Instead of criminalizing yet another black man in Wisconsin for a crime that doesn’t deserve it (our opinion), why don’t you do something markedly different. When Kaleem was 13 years old and in 8th grade, he was enamored with break dancing and the early period of Hip-Hop culture. What came with the culture was B-boy style graffiti. Kaleem began spray painting graffiti art on buildings all around Madison. However, one early Saturday morning during the spring of 1985, Kaleem made the mistake of spray painting the town houses where he lived in South Madison. These town houses were managed by Reverend Carmen Porco.

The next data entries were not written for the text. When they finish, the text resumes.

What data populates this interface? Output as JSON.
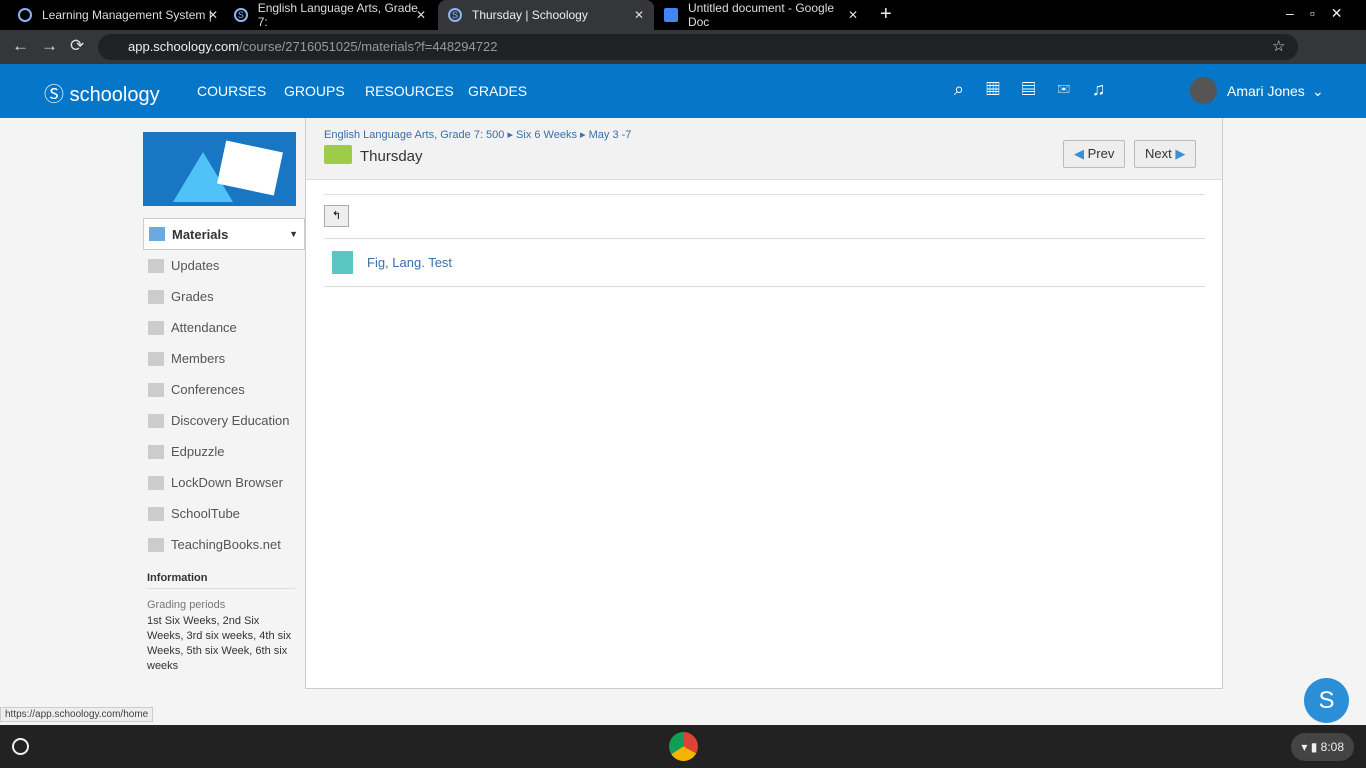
{
  "browser": {
    "tabs": [
      "Learning Management System |",
      "English Language Arts, Grade 7:",
      "Thursday | Schoology",
      "Untitled document - Google Doc"
    ],
    "url_host": "app.schoology.com",
    "url_path": "/course/2716051025/materials?f=448294722"
  },
  "nav": {
    "logo": "schoology",
    "menu": [
      "COURSES",
      "GROUPS",
      "RESOURCES",
      "GRADES"
    ],
    "user": "Amari Jones"
  },
  "sidebar": {
    "active": "Materials",
    "items": [
      "Updates",
      "Grades",
      "Attendance",
      "Members",
      "Conferences",
      "Discovery Education",
      "Edpuzzle",
      "LockDown Browser",
      "SchoolTube",
      "TeachingBooks.net"
    ],
    "info_title": "Information",
    "grading_label": "Grading periods",
    "grading_value": "1st Six Weeks, 2nd Six Weeks, 3rd six weeks, 4th six Weeks, 5th six Week, 6th six weeks"
  },
  "main": {
    "breadcrumb": [
      "English Language Arts, Grade 7: 500",
      "Six 6 Weeks",
      "May 3 -7"
    ],
    "title": "Thursday",
    "prev": "Prev",
    "next": "Next",
    "items": [
      "Fig, Lang. Test"
    ]
  },
  "status_url": "https://app.schoology.com/home",
  "chat_badge": "S",
  "clock": "8:08"
}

Reverend Porco quickly found out that Kaleem was the one who tagged our building. He showed up at Kaleem’s front door, told his aunt who raised him what he had done, and both of them made Kaleem stand there for two hours and watch the person Reverend Porco hired sandblast the graffiti off the wall. Afterwards, Kaleem was made to pick up debris around complex and apologize for his behavior. No police were called but the message was sent and received.
Why not make Mr. Shabazz sandblast his own graffiti off the wall, write an apology to his fellow students, and give him a ticket …and make the student who spit on our girls engage in similar restitution. If we were the chancellor of UW-Madison or the chief of police, that young man would be carrying books for black girls all across campus for the next week, and he would be volunteering with black children in Madison to address his racist attitude and hopefully heal his racist heart.
As leaders of “our” respected, University of Wisconsin-Madison, we expect a much stronger and more effective response from you regarding the racist and violent behaviors of students under your supervision.
What are you going to do next? We would like an answer, and we are always here to help. We hope to hear from you within the next few business days.
Kaleem Caire ‘00 and Lisa Peyton-Caire BA ’96 MS ’99